Termite Inspection

Wood Destroying Insect Report (W.D.I )

 Buying or selling a home can be a monumental task and termite control is  always a part of the process. You may need a WDI or Wood Destroying  Insect Report. We are a professional licensed termite and pest control  company and have been doing termite work since 2000. If you're buying or  selling, let us worry about termite control for your property. 

About the WDI Inspection

 A wood destroying insect report, or WDI, discloses the visually detected  presence or absence of wood destroying insects and evidence of their  existence in homes, buildings, or other structures. After performing the  required inspection, our inspector completes the WDI on a document  issued by the Texas Department Of Agriculture  called Form SPCS/T-4. All reports giving the same day. The report will have a graph of the home and other structures that was inspected. The report documents information pertaining to wood destroying insects  that include termites, carpenter ants, carpenter bees, and re-infesting  wood boring beetles. If the inspector finds visible indications of such  wood destroying insects, the report will note the type of evidence  observed.  The report will further state whether or not treatment is recommended for the control of specified wood destroying insects. 

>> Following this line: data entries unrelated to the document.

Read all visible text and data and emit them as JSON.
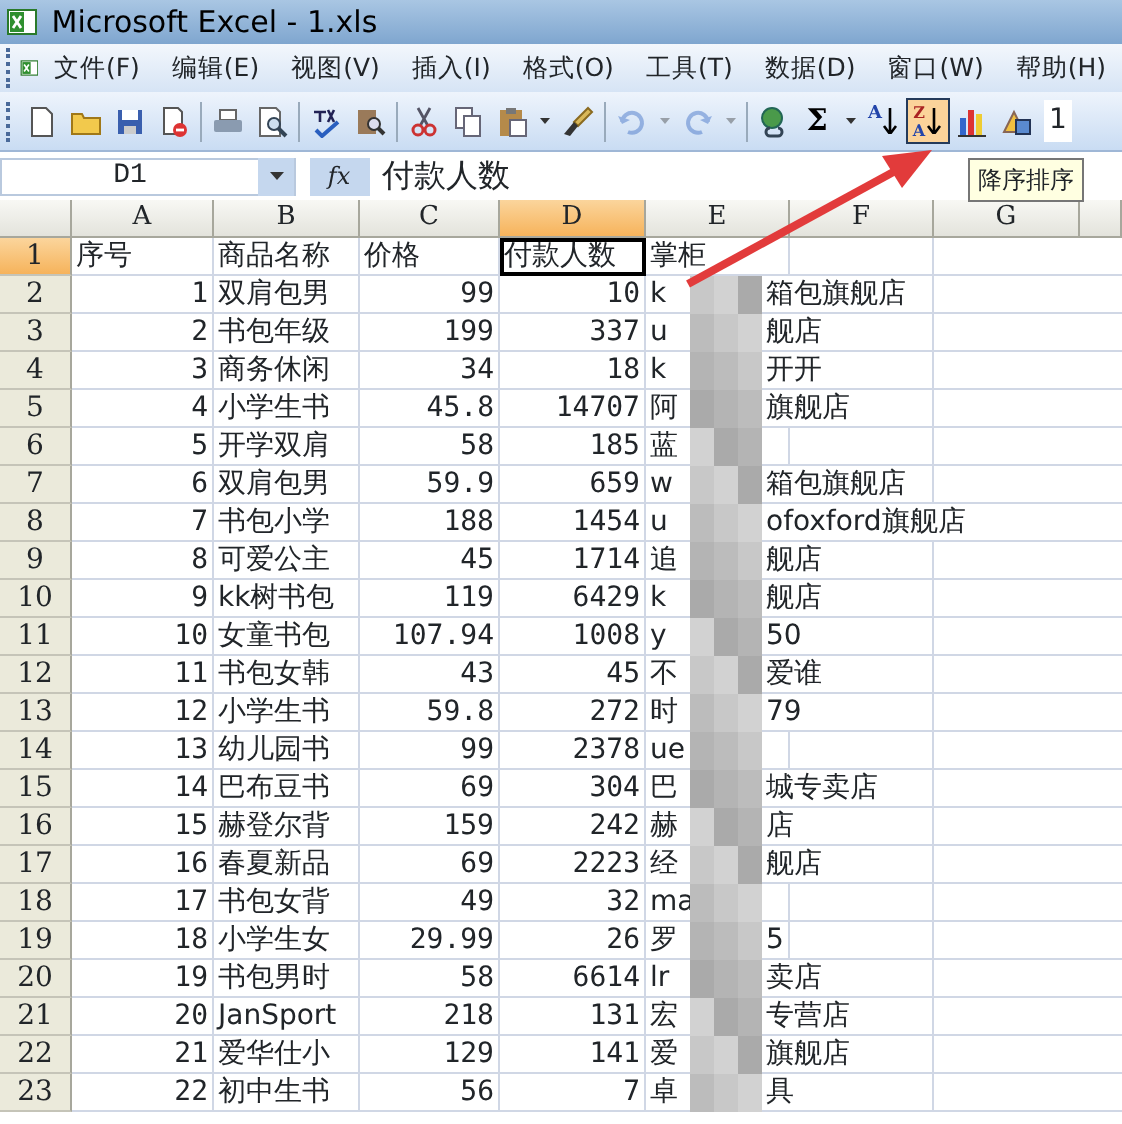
{
  "window": {
    "title": "Microsoft Excel - 1.xls"
  },
  "menu": [
    "文件(F)",
    "编辑(E)",
    "视图(V)",
    "插入(I)",
    "格式(O)",
    "工具(T)",
    "数据(D)",
    "窗口(W)",
    "帮助(H)"
  ],
  "toolbar": [
    {
      "kind": "new"
    },
    {
      "kind": "open"
    },
    {
      "kind": "save"
    },
    {
      "kind": "permission"
    },
    {
      "kind": "separator"
    },
    {
      "kind": "print"
    },
    {
      "kind": "preview"
    },
    {
      "kind": "separator"
    },
    {
      "kind": "spelling"
    },
    {
      "kind": "research"
    },
    {
      "kind": "separator"
    },
    {
      "kind": "cut"
    },
    {
      "kind": "copy"
    },
    {
      "kind": "paste",
      "dropdown": true
    },
    {
      "kind": "painter"
    },
    {
      "kind": "separator"
    },
    {
      "kind": "undo",
      "dropdown": true,
      "disabled": true
    },
    {
      "kind": "redo",
      "dropdown": true,
      "disabled": true
    },
    {
      "kind": "separator"
    },
    {
      "kind": "hyperlink"
    },
    {
      "kind": "sum",
      "glyph": "Σ",
      "dropdown": true
    },
    {
      "kind": "sort-ascending",
      "glyph": "A"
    },
    {
      "kind": "sort-descending",
      "glyph": "ZA",
      "pressed": true
    },
    {
      "kind": "chart"
    },
    {
      "kind": "drawing"
    },
    {
      "kind": "font-size",
      "text": "1"
    }
  ],
  "tooltip": "降序排序",
  "formula_bar": {
    "name_box": "D1",
    "function_label": "fx",
    "formula": "付款人数"
  },
  "columns": [
    {
      "label": "A",
      "selected": false
    },
    {
      "label": "B",
      "selected": false
    },
    {
      "label": "C",
      "selected": false
    },
    {
      "label": "D",
      "selected": true
    },
    {
      "label": "E",
      "selected": false
    },
    {
      "label": "F",
      "selected": false
    },
    {
      "label": "G",
      "selected": false
    }
  ],
  "rows": [
    {
      "number": "1",
      "selected": true,
      "cells": [
        "序号",
        "商品名称",
        "价格",
        "付款人数"
      ],
      "shop": {
        "start": "掌柜"
      }
    },
    {
      "number": "2",
      "selected": false,
      "cells": [
        "1",
        "双肩包男",
        "99",
        "10"
      ],
      "shop": {
        "start": "k",
        "end": "箱包旗舰店"
      }
    },
    {
      "number": "3",
      "selected": false,
      "cells": [
        "2",
        "书包年级",
        "199",
        "337"
      ],
      "shop": {
        "start": "u",
        "end": "舰店"
      }
    },
    {
      "number": "4",
      "selected": false,
      "cells": [
        "3",
        "商务休闲",
        "34",
        "18"
      ],
      "shop": {
        "start": "k",
        "end": "开开"
      }
    },
    {
      "number": "5",
      "selected": false,
      "cells": [
        "4",
        "小学生书",
        "45.8",
        "14707"
      ],
      "shop": {
        "start": "阿",
        "end": "旗舰店"
      }
    },
    {
      "number": "6",
      "selected": false,
      "cells": [
        "5",
        "开学双肩",
        "58",
        "185"
      ],
      "shop": {
        "start": "蓝"
      }
    },
    {
      "number": "7",
      "selected": false,
      "cells": [
        "6",
        "双肩包男",
        "59.9",
        "659"
      ],
      "shop": {
        "start": "w",
        "end": "箱包旗舰店"
      }
    },
    {
      "number": "8",
      "selected": false,
      "cells": [
        "7",
        "书包小学",
        "188",
        "1454"
      ],
      "shop": {
        "start": "u",
        "end": "ofoxford旗舰店"
      }
    },
    {
      "number": "9",
      "selected": false,
      "cells": [
        "8",
        "可爱公主",
        "45",
        "1714"
      ],
      "shop": {
        "start": "追",
        "end": "舰店"
      }
    },
    {
      "number": "10",
      "selected": false,
      "cells": [
        "9",
        "kk树书包",
        "119",
        "6429"
      ],
      "shop": {
        "start": "k",
        "end": "舰店"
      }
    },
    {
      "number": "11",
      "selected": false,
      "cells": [
        "10",
        "女童书包",
        "107.94",
        "1008"
      ],
      "shop": {
        "start": "y",
        "end": "50"
      }
    },
    {
      "number": "12",
      "selected": false,
      "cells": [
        "11",
        "书包女韩",
        "43",
        "45"
      ],
      "shop": {
        "start": "不",
        "end": "爱谁"
      }
    },
    {
      "number": "13",
      "selected": false,
      "cells": [
        "12",
        "小学生书",
        "59.8",
        "272"
      ],
      "shop": {
        "start": "时",
        "end": "79"
      }
    },
    {
      "number": "14",
      "selected": false,
      "cells": [
        "13",
        "幼儿园书",
        "99",
        "2378"
      ],
      "shop": {
        "start": "ue"
      }
    },
    {
      "number": "15",
      "selected": false,
      "cells": [
        "14",
        "巴布豆书",
        "69",
        "304"
      ],
      "shop": {
        "start": "巴",
        "end": "城专卖店"
      }
    },
    {
      "number": "16",
      "selected": false,
      "cells": [
        "15",
        "赫登尔背",
        "159",
        "242"
      ],
      "shop": {
        "start": "赫",
        "end": "店"
      }
    },
    {
      "number": "17",
      "selected": false,
      "cells": [
        "16",
        "春夏新品",
        "69",
        "2223"
      ],
      "shop": {
        "start": "经",
        "end": "舰店"
      }
    },
    {
      "number": "18",
      "selected": false,
      "cells": [
        "17",
        "书包女背",
        "49",
        "32"
      ],
      "shop": {
        "start": "ma"
      }
    },
    {
      "number": "19",
      "selected": false,
      "cells": [
        "18",
        "小学生女",
        "29.99",
        "26"
      ],
      "shop": {
        "start": "罗",
        "end": "5"
      }
    },
    {
      "number": "20",
      "selected": false,
      "cells": [
        "19",
        "书包男时",
        "58",
        "6614"
      ],
      "shop": {
        "start": "lr",
        "end": "卖店"
      }
    },
    {
      "number": "21",
      "selected": false,
      "cells": [
        "20",
        "JanSport",
        "218",
        "131"
      ],
      "shop": {
        "start": "宏",
        "end": "专营店"
      }
    },
    {
      "number": "22",
      "selected": false,
      "cells": [
        "21",
        "爱华仕小",
        "129",
        "141"
      ],
      "shop": {
        "start": "爱",
        "end": "旗舰店"
      }
    },
    {
      "number": "23",
      "selected": false,
      "cells": [
        "22",
        "初中生书",
        "56",
        "7"
      ],
      "shop": {
        "start": "卓",
        "end": "具"
      }
    }
  ]
}
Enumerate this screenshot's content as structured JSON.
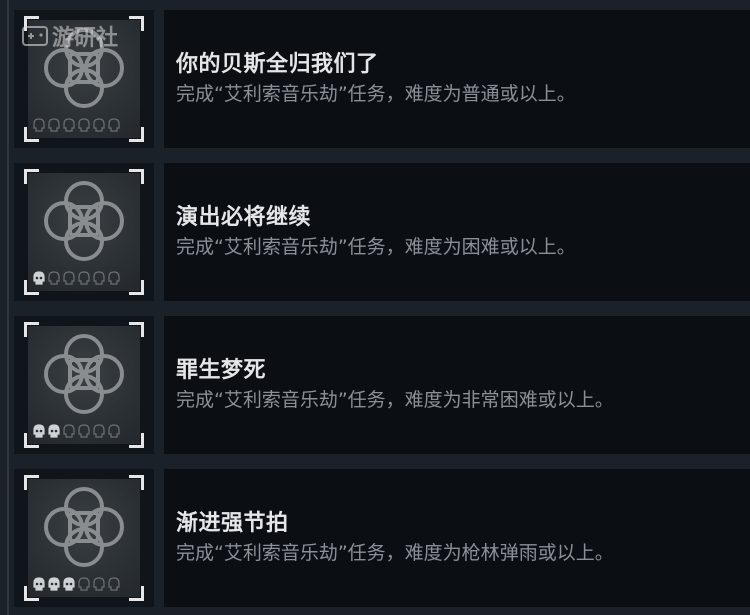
{
  "watermark": {
    "text": "游研社"
  },
  "achievements": [
    {
      "title": "你的贝斯全归我们了",
      "description": "完成“艾利索音乐劫”任务，难度为普通或以上。",
      "skulls_filled": 0
    },
    {
      "title": "演出必将继续",
      "description": "完成“艾利索音乐劫”任务，难度为困难或以上。",
      "skulls_filled": 1
    },
    {
      "title": "罪生梦死",
      "description": "完成“艾利索音乐劫”任务，难度为非常困难或以上。",
      "skulls_filled": 2
    },
    {
      "title": "渐进强节拍",
      "description": "完成“艾利索音乐劫”任务，难度为枪林弹雨或以上。",
      "skulls_filled": 3
    }
  ],
  "skull_count_total": 6,
  "colors": {
    "background": "#1b2129",
    "panel": "#0b0e13",
    "title": "#e4e6e8",
    "description": "#8b9097",
    "bracket": "#e6e6e6"
  }
}
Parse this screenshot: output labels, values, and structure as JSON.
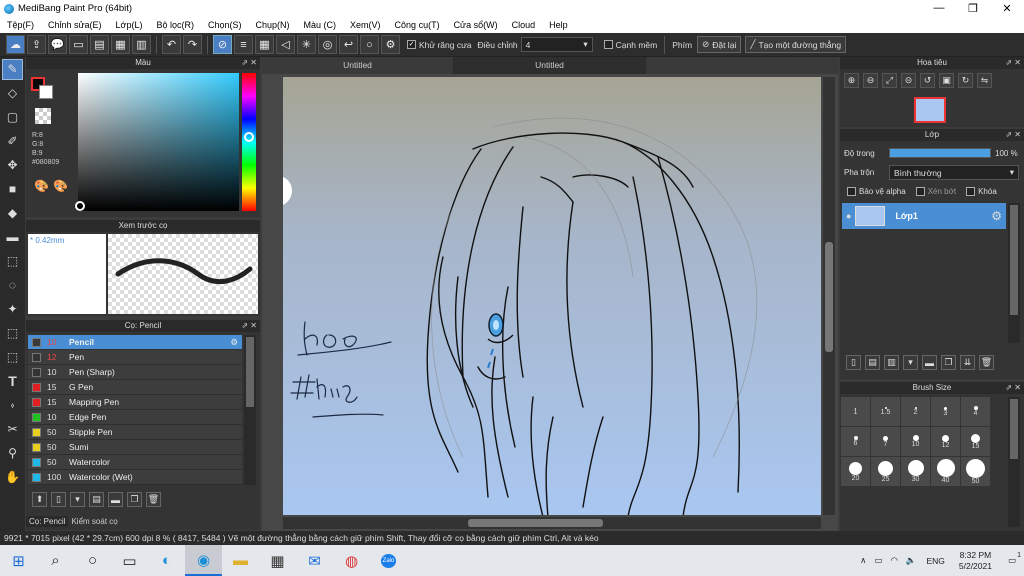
{
  "app": {
    "title": "MediBang Paint Pro (64bit)"
  },
  "window_controls": {
    "minimize": "—",
    "maximize": "❐",
    "close": "✕"
  },
  "menu": [
    "Tệp(F)",
    "Chỉnh sửa(E)",
    "Lớp(L)",
    "Bộ lọc(R)",
    "Chọn(S)",
    "Chụp(N)",
    "Màu (C)",
    "Xem(V)",
    "Công cụ(T)",
    "Cửa sổ(W)",
    "Cloud",
    "Help"
  ],
  "toolbar": {
    "antialias_label": "Khử răng cưa",
    "correction_label": "Điều chỉnh",
    "correction_value": "4",
    "edge_label": "Cạnh mềm",
    "key_label": "Phím",
    "reset_label": "Đặt lại",
    "straight_line_label": "Tạo một đường thẳng"
  },
  "color_panel": {
    "title": "Màu",
    "r": "R:8",
    "g": "G:8",
    "b": "B:9",
    "hex": "#080809"
  },
  "brush_preview": {
    "title": "Xem trước cọ",
    "size": "* 0.42mm"
  },
  "brush_panel": {
    "title": "Cọ: Pencil",
    "items": [
      {
        "size": "10",
        "name": "Pencil",
        "color": "#3a3a3a",
        "selected": true
      },
      {
        "size": "12",
        "name": "Pen",
        "color": "#333333",
        "selected": false
      },
      {
        "size": "10",
        "name": "Pen (Sharp)",
        "color": "#333333",
        "selected": false
      },
      {
        "size": "15",
        "name": "G Pen",
        "color": "#e02020",
        "selected": false
      },
      {
        "size": "15",
        "name": "Mapping Pen",
        "color": "#e02020",
        "selected": false
      },
      {
        "size": "10",
        "name": "Edge Pen",
        "color": "#20c020",
        "selected": false
      },
      {
        "size": "50",
        "name": "Stipple Pen",
        "color": "#e8d020",
        "selected": false
      },
      {
        "size": "50",
        "name": "Sumi",
        "color": "#e8d020",
        "selected": false
      },
      {
        "size": "50",
        "name": "Watercolor",
        "color": "#20b8e8",
        "selected": false
      },
      {
        "size": "100",
        "name": "Watercolor (Wet)",
        "color": "#20b8e8",
        "selected": false
      }
    ],
    "bottom_tabs": [
      "Cọ: Pencil",
      "Kiểm soát cọ"
    ]
  },
  "canvas": {
    "tabs": [
      "Untitled",
      "Untitled"
    ]
  },
  "navigator": {
    "title": "Hoa tiêu"
  },
  "layer_panel": {
    "title": "Lớp",
    "opacity_label": "Độ trong",
    "opacity_value": "100 %",
    "opacity": 100,
    "blend_label": "Pha trộn",
    "blend_value": "Bình thường",
    "protect_alpha": "Bảo vệ alpha",
    "clip": "Xén bớt",
    "lock": "Khóa",
    "layer_name": "Lớp1"
  },
  "brush_size": {
    "title": "Brush Size",
    "sizes": [
      "1",
      "1.5",
      "2",
      "3",
      "4",
      "6",
      "7",
      "10",
      "12",
      "15",
      "20",
      "25",
      "30",
      "40",
      "50"
    ]
  },
  "status": {
    "text": "9921 * 7015 pixel   (42 * 29.7cm)   600 dpi   8 %   ( 8417, 5484 )   Vẽ một đường thẳng bằng cách giữ phím Shift, Thay đổi cỡ cọ bằng cách giữ phím Ctrl, Alt và kéo"
  },
  "taskbar": {
    "lang": "ENG",
    "time": "8:32 PM",
    "date": "5/2/2021",
    "zalo": "Zalo",
    "notifications": "1"
  }
}
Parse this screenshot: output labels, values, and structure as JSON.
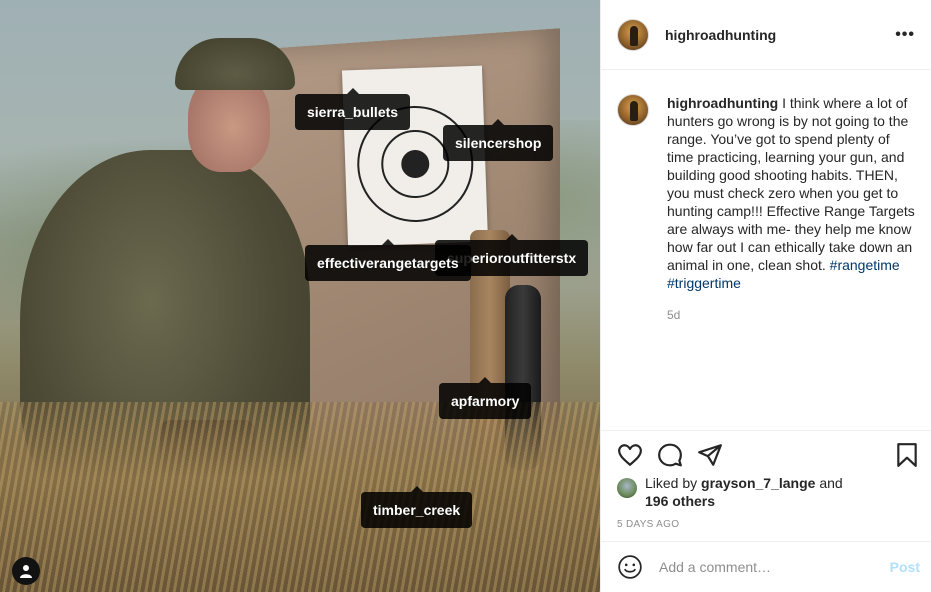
{
  "photo": {
    "tags": [
      {
        "id": "sierra",
        "label": "sierra_bullets"
      },
      {
        "id": "silencer",
        "label": "silencershop"
      },
      {
        "id": "superior",
        "label": "superioroutfitterstx"
      },
      {
        "id": "effective",
        "label": "effectiverangetargets"
      },
      {
        "id": "apf",
        "label": "apfarmory"
      },
      {
        "id": "timber",
        "label": "timber_creek"
      }
    ],
    "user_tags_icon": "person-icon"
  },
  "header": {
    "username": "highroadhunting",
    "more_icon": "more-options-icon",
    "more_glyph": "•••"
  },
  "caption": {
    "username": "highroadhunting",
    "text": " I think where a lot of hunters go wrong is by not going to the range. You’ve got to spend plenty of time practicing, learning your gun, and building good shooting habits. THEN, you must check zero when you get to hunting camp!!! Effective Range Targets are always with me- they help me know how far out I can ethically take down an animal in one, clean shot. ",
    "hashtag1": "#rangetime",
    "hashtag2": "#triggertime",
    "time": "5d"
  },
  "actions": {
    "icons": [
      "heart-icon",
      "comment-icon",
      "share-icon",
      "bookmark-icon"
    ]
  },
  "likes": {
    "prefix": "Liked by ",
    "user": "grayson_7_lange",
    "middle": " and",
    "others": "196 others"
  },
  "posted_ago": "5 DAYS AGO",
  "comment": {
    "placeholder": "Add a comment…",
    "post_label": "Post",
    "emoji_icon": "emoji-icon"
  },
  "colors": {
    "text": "#262626",
    "muted": "#8e8e8e",
    "hashtag": "#00376b",
    "post_disabled": "#b2dffc"
  }
}
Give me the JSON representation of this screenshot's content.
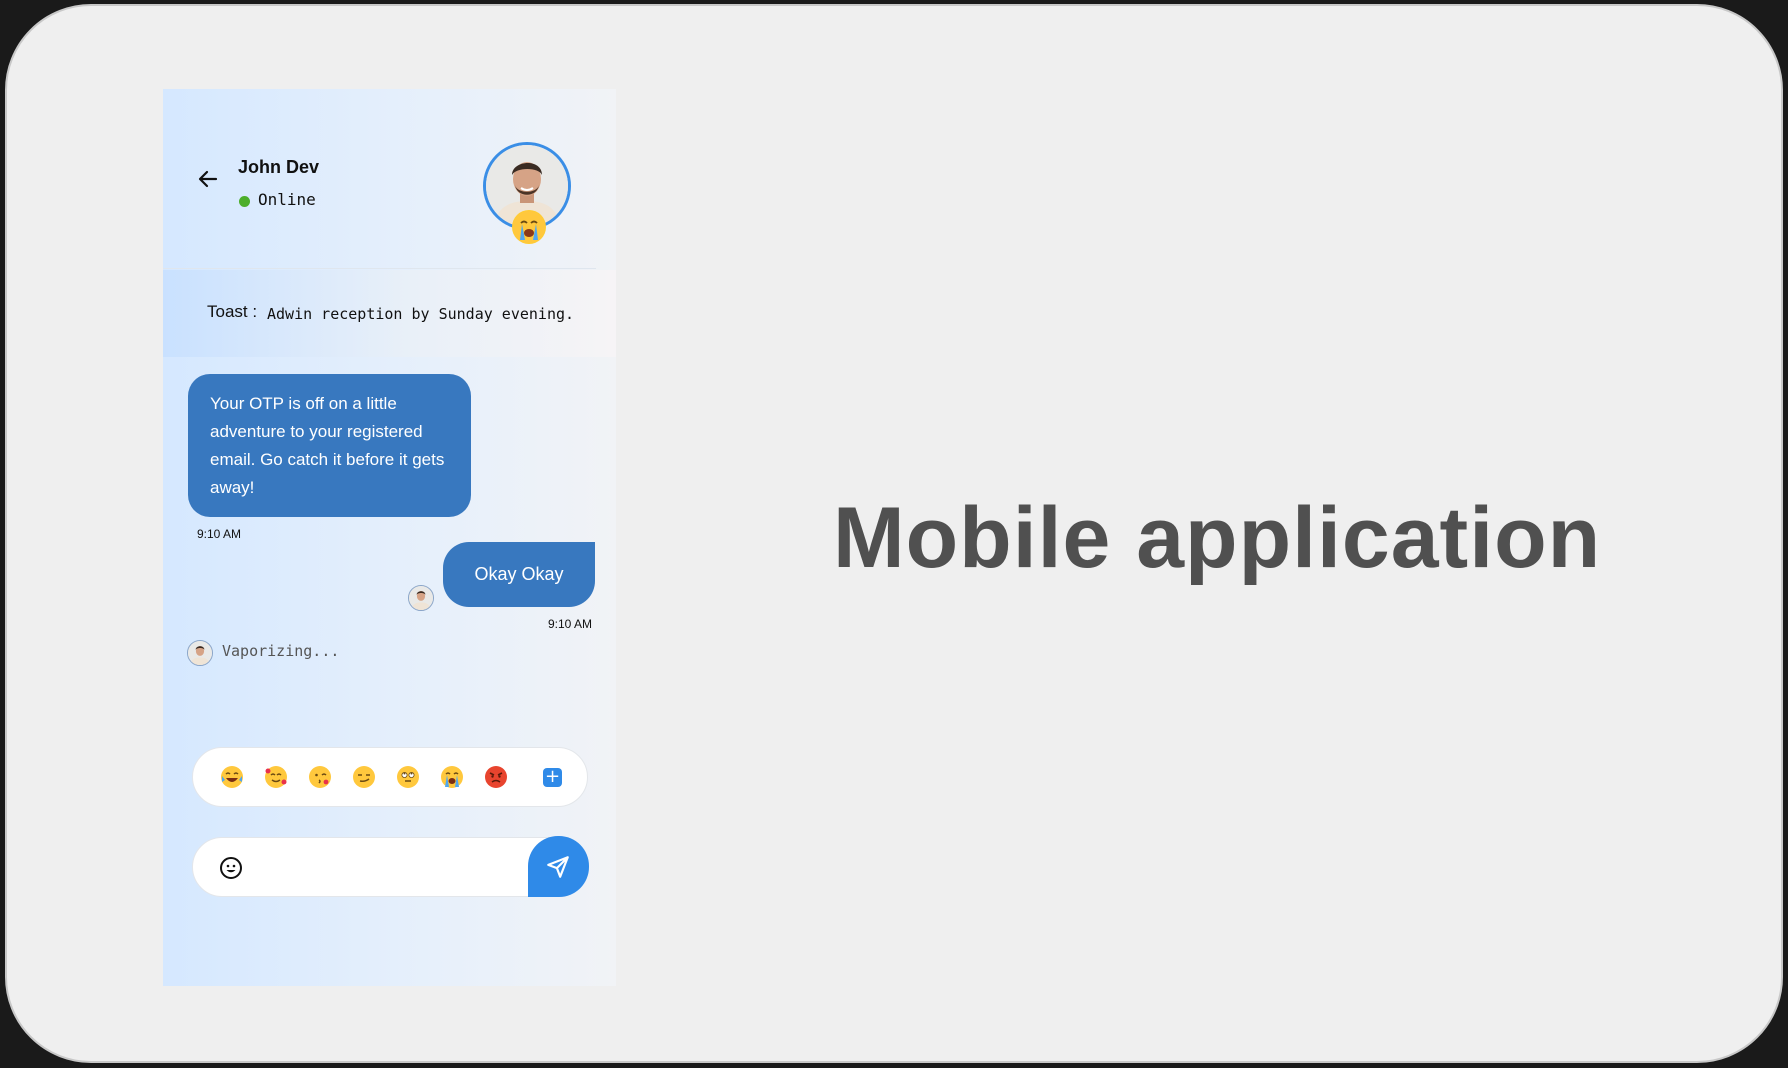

How is WDI inspection performed ?

An inspector will conduct a  thorough visual examination of the readily accessible parts of the  structure. This includes attics or crawlspaces with sufficient room for  clearance that can be entered at the time of the inspection. Areas that  require breaking, removing, or dismantling parts of the structure such  as wall coverings or siding are omitted from the inspection.  Inaccessible areas are noted in the report. The inspection for the  report includes probing and/or sounding of accessible areas to search  for visual evidence of wood destroying insects. The evidence sought for  the report includes indications of present or prior activity of  wood-destroying insects visible in, on, or under a structure.  Permanently attached structural elements such as decks and porches are  generally evaluated in the inspection.